I’d say a difficult period in my life re relationships was when my children were at school. I just couldn’t find a place to fit in. It felt like the choice was either a group of boozy, smoking swearering mums or middle-class mothers. My then husband encouraged one relationship and it was disastrous – she stole jewellery from us! It was awful and the trust issues became even worse. However, I did make a few good relationships in the area where I lived in North London. They were mainly middle-class in that they owned their own very expensive houses and we were the only council-house-family in the road, but overall they were very welcoming. It was a time when children still played in the street, the last generation I think. I look back with fondness and good memories. My children were loved and we had a lot of fun.
Through my writing and creative channels I now have many writing friends, a musician fella which is always a work-in-progress, some amazing #CEP friends, a close relationship with my daughter and grandchildren and a wonderful co-production relationship through the #CareConvos project. With age comes a comfortableness with who I am and it is this more than anything that has changed my life and given me a confidence to pursue friendships.
SENIOR LECTURER, DR DEE MICHELL, FROM UNIVERSITY OF ADELAIDE
What immediately came to mind when I saw this months #CareConvos topic – was an evening with the parents of my youngest daughter’s then best friend. I suppose Jemma would have been about 7 so I would have been about 46, and a competent woman. I ran a household, had begun a PhD, did part time paid work, and had published a couple of pieces. But I went into a curious anxious space when the conversation turned to family relationships. The other couple talked about their close knit families from a country town – close knit communities – and then they asked Tony about his family – and you don’t get more ‘normal’ and middle class than that. I got more and more concerned waiting to be asked about my family because then I’d have to out myself as a former foster kid in a setting of 3 ‘normal’ families. I’d be very much the odd one out.
It was curious, too, that they never got to asking anything about me – curious and a relief.
I’m not sure whether it was their lack of interest in me, or whether I wanted to go on avoiding outing myself, but I didn’t return the dinner invitation and invite the family over to ours! Which in retrospect was very rude of me.
Join us for #CareConvos to talk about RELATIONSHIPS this monday 4th Nov 8pm!
#CARE EXPERIENCED #Foster & #Kinship Carers, #Residential Care workers, #Educators, #Adoptopters #Adopted #SocialWorkers and all professionals working with young people or in the system.
all welcome!
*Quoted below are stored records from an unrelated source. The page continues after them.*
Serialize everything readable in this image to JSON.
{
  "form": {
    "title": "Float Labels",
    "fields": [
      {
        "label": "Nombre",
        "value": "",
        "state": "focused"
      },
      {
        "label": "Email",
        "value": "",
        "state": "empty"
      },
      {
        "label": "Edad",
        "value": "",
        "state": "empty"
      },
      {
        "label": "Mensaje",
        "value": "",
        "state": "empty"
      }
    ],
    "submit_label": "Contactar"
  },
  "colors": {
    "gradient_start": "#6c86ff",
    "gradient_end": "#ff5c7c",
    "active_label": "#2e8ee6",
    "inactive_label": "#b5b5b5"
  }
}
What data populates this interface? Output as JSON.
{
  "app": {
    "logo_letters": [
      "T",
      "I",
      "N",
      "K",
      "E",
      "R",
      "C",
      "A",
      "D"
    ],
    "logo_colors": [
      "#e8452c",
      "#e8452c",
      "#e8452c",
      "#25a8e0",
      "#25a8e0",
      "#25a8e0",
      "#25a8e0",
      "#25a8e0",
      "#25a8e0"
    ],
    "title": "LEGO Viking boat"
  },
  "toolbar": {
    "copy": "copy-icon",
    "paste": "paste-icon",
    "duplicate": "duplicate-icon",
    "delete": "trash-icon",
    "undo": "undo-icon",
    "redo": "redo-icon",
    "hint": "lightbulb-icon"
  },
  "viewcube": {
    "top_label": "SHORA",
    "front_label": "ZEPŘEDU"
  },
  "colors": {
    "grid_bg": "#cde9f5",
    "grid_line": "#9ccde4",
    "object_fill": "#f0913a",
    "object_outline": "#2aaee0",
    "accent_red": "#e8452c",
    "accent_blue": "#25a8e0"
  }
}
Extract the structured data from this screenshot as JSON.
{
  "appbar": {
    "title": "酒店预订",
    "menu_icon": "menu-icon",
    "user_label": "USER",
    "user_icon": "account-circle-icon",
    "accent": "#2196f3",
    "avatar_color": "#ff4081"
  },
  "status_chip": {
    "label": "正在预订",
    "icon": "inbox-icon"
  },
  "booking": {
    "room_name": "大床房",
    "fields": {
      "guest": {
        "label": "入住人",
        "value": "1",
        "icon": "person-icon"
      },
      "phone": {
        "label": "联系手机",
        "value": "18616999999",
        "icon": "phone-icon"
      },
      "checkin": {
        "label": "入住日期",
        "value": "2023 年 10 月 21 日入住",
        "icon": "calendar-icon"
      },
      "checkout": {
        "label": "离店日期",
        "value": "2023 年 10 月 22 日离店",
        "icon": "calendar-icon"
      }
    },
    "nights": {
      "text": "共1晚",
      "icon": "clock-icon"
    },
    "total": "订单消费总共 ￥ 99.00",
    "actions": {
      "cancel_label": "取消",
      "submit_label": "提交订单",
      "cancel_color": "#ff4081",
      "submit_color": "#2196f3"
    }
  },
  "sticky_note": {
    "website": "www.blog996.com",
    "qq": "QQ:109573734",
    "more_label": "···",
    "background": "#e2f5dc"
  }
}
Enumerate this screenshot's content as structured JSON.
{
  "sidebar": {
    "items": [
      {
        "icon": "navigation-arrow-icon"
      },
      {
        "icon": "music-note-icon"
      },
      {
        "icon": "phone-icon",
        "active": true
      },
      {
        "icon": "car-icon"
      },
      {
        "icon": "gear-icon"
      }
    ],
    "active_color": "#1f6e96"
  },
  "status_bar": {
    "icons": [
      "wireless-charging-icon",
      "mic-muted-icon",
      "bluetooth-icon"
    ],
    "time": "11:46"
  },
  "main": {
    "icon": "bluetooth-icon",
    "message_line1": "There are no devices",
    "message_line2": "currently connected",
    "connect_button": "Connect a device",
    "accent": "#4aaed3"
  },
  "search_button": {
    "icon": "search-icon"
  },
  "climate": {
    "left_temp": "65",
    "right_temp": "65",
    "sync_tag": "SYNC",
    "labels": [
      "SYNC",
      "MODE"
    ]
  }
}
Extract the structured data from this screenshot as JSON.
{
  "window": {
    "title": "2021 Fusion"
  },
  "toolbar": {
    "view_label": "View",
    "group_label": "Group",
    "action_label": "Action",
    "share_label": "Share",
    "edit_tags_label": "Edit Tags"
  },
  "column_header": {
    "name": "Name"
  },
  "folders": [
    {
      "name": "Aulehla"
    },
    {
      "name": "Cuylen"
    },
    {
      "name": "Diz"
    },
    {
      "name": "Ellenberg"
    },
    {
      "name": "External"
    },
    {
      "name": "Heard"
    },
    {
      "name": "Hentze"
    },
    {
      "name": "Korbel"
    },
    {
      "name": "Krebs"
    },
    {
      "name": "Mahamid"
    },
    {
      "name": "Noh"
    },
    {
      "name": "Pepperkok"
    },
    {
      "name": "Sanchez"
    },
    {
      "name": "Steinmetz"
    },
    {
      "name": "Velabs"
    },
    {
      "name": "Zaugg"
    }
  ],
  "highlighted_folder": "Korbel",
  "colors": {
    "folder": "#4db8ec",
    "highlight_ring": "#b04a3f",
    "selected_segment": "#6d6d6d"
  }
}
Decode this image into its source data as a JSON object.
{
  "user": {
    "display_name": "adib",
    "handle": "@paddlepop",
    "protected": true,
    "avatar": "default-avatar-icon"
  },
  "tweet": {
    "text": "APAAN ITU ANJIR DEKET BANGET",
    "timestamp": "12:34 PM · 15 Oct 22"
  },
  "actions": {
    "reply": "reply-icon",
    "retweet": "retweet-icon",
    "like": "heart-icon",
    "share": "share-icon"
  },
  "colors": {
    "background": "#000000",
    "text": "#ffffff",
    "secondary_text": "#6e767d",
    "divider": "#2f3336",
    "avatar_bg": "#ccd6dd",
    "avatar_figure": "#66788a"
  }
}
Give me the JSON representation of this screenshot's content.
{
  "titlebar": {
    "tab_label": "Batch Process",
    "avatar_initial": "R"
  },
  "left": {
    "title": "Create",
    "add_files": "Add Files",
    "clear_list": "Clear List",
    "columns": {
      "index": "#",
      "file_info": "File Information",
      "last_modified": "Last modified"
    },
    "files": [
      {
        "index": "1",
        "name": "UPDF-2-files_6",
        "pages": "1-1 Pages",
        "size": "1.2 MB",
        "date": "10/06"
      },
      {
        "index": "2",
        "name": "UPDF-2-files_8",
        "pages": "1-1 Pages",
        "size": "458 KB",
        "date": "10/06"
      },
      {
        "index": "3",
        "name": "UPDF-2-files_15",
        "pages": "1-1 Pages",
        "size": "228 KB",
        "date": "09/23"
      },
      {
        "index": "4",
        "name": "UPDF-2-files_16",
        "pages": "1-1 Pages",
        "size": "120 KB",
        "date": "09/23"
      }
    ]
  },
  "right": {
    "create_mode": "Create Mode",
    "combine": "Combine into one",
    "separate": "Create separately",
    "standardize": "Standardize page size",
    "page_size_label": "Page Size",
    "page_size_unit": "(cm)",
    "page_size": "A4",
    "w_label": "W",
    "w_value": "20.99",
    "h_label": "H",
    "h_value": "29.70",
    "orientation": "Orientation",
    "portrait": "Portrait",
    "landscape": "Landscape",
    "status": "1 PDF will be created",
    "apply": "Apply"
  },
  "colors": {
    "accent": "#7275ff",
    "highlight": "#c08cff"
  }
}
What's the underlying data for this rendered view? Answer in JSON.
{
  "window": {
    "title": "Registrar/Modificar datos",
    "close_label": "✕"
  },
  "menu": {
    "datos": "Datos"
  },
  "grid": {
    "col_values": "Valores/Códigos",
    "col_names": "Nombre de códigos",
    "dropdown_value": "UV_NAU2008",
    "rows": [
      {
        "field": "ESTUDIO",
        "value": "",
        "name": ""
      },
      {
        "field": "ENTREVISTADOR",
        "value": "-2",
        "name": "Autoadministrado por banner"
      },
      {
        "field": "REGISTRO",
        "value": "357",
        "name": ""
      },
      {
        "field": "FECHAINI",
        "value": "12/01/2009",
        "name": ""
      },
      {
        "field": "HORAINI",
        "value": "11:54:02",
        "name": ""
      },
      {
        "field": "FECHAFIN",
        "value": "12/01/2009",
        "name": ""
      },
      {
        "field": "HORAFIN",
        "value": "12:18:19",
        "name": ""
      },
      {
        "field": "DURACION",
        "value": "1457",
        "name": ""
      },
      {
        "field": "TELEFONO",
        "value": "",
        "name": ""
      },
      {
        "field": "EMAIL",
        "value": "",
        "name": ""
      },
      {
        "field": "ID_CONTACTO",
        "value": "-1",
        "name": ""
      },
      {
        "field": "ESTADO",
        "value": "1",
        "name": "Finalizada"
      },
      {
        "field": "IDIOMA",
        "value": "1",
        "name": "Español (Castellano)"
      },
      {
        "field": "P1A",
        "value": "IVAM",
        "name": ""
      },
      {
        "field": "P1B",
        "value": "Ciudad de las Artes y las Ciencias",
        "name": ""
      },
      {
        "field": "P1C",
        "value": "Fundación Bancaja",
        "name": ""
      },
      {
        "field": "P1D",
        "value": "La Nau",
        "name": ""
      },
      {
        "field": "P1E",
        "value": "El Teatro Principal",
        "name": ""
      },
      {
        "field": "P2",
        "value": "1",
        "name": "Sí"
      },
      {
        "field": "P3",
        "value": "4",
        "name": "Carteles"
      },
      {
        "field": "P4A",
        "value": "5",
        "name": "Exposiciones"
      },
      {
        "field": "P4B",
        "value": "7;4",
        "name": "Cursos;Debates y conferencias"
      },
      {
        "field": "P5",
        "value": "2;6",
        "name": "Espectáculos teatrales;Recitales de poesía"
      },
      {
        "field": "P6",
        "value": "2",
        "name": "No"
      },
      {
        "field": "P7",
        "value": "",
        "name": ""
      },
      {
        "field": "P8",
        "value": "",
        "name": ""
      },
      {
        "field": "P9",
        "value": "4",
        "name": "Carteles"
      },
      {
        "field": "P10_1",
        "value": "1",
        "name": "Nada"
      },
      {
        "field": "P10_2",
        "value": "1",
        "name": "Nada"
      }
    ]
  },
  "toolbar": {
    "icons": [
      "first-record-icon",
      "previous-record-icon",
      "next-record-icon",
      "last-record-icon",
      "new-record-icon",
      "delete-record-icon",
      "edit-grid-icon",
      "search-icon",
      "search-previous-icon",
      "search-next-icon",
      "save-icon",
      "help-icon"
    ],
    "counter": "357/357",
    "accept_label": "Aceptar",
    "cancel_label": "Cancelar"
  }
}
We’re interested in everyone’s perspectives.
If there is anything about #CareConvos that affects you and you’d prefer to ask a question or make a point anonymously drop us an email at: firstname.lastname@example.org and we’ll get back to you. #CareConvos
The GDPR introduced a right for individuals to have personal data erased. The right to erasure is also known as ‘the right to be forgotten‘. Individuals can make a request for erasure verbally or in writing. If you want to delete any of your tweets in #CareConvos, you can do that yourself. If they appear on the website, just ask and we will remove them
Putting children in care and care experience
at the 💙 of our conversations.